Besetzung: Trompete, Tastaturinstrument (Klavier/Orgel)
Stimmsatz: Trompete in D, Tastaturinstrument
Schwierigkeitsgrad (I-VI): IV
Herausgeber: Crispian Steele-Perkins
Serie: Music for the King's Trumpeter
Jeremiah Clarke's achievements were and to a certain extent still are overshadowed by the tragedy of his life. His best-known melodies have been attributed to Henry Purcell for much too long, his pupils recollected only an ill-tempered, impatient man. He was brought up as one of the 12 boy choristers (Children) of the Chapel Royal and was subsequently appointed to Winchester College in 1692. In 1695 he moved to St.Paul's Cathedral and was employed at the Theatre Royal, Catherine Street (off Drury Lane) after this time.

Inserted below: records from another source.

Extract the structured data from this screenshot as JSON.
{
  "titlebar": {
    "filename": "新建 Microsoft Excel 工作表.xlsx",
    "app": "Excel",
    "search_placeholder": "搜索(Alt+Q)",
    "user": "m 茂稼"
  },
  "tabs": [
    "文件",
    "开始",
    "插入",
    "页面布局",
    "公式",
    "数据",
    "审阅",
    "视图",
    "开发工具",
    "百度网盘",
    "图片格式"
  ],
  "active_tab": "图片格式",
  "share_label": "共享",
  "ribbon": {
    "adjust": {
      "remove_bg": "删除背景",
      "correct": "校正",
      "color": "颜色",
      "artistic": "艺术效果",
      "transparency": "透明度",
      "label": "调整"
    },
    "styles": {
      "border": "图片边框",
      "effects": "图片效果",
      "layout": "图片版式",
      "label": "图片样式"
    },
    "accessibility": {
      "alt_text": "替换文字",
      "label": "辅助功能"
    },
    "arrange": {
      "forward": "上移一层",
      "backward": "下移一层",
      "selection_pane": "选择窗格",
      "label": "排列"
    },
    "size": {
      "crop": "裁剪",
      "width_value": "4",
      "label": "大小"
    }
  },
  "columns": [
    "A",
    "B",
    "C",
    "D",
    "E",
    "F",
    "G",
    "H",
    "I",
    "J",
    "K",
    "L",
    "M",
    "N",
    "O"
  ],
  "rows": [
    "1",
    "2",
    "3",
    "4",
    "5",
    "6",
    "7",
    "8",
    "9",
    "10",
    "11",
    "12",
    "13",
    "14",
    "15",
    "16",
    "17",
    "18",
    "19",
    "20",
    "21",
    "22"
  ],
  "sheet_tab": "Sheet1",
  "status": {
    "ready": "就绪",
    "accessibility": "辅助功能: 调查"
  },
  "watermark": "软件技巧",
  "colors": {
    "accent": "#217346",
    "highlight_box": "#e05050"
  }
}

He composed two operas and numerous catchy tunes, keyboard transcriptions of which he carefully transcribed himself (see above). His rousing marches and airs belie a depressive personality: spurned by a female pupil, he shot himself at his house In St.Paul's Churchyard.
None of the movements of this suite appear to have survived in full score, although they are assumed to have originated as Theatre Tunes or "occasional" pieces. They are arbitrarily drawn from various collections of instrumental material from the early 18th century for keyboard and treble-voiced instruments. In all cases the inner parts have been reconstructed by the editor in the style of the period and most have some connection, however tenuous, with the great Purcellian trumpeter John Shore.